Johnson says this Grand Mass was written by Mozart soon after he married his wife.
"He promised her that he would write this piece after the birth of their first child and she was a soprano and so he wrote these two extraordinary soprano solos and no solo for Alto, which is sort of strange, but it's one of his truly greatest works," says Johnson. "It's a fragment however much like his Requiem that he wrote at the end of his life. And so we're just presenting the pieces that were finished by Mozart and his life. Unfortunately that child for which he had written the piece died while they were away from Vienna. And so he left the piece unfinished. But it is some of his most aching and haunting and beautiful music."
Biello: Why is this an appropriate choice for the Concord Chorales fiftieth year?
Johnson: It's one of the sort of the monoliths of the literature. I also am the conductor of the Philip secular Academy choirs and it seemed another great opportunity to bring these two choirs together.
What can you say about the members of the Chorale and what they're able to do?
The singers are capable of extraordinary work. I have always found them to be aspirational in their goals and they have they have wrapped their minds and their voices around really challenging works and perform them in ways that I think only speak to the heart which they bring and the discipline to this work.
Get down in the weeds for me with respect to this piece like, are there parts of it that are particularly moving or unusual in the way that music was composed at the time?
Well on one level we think that perhaps Mozart was really hearkening back to earlier music that there are big movements that make you feel almost like you're listening to the music of Bach and Handel which we know that Mozart loved and was studying at this time in his life he was 27 when he was writing it. There are as I said before some of the most achingly beautiful arias for The Sopranos as well as a wonderful trio for The Sopranos and a tenor but the choral music is imposing because it has double chorus so we are we are having two choirs facing one another and sort of you know in a bit of a match off and a bunch of these movements there's tremendous counterpoint fast moving sections but also a depth of feeling I think that's related to to Mozart's life at the time of shifting his life from Salzburg to Vienna when he was moving there and what he was going to do with his life.
We knew that writing the church music was actually the thing that he thought he did the best and he never really got a chance to do it after he left Salzburg. Tragically in the last year of his life, he was given this position that he had wanted all those 35 years in Vienna and he died right before he was able to take it. So to me it's always been so interesting to get inside these especially these two big pieces, the Requiem as well as the C minor mass, because they represent what Mozart really felt was his calling and they're both unfinished and he never got to take that job.
It's sort of a grand tragedy what, if had he lived what would we have of his later life and output.
How would you describe the sense of community among the members of the Concord Chorale?
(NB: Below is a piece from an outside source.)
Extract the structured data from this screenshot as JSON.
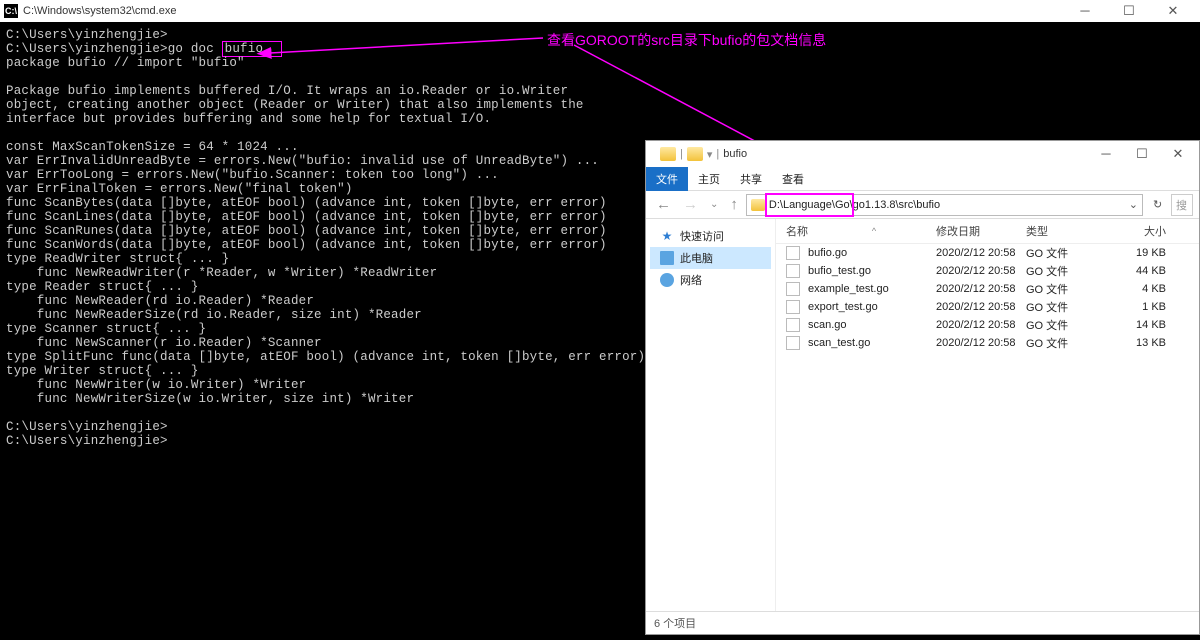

The community is extraordinary honestly. I have never felt more at home with a group of singers. They would say that I think what makes the chorale unique perhaps is that the level is so high but yet the connections between the members and the musical staff as well as the connections in the community are just as important I think. I think the energy of both these seasoned civic chorus members of the chorale as well as these extraordinary energized high school kids. It will make for a performance that will be really, really memorable.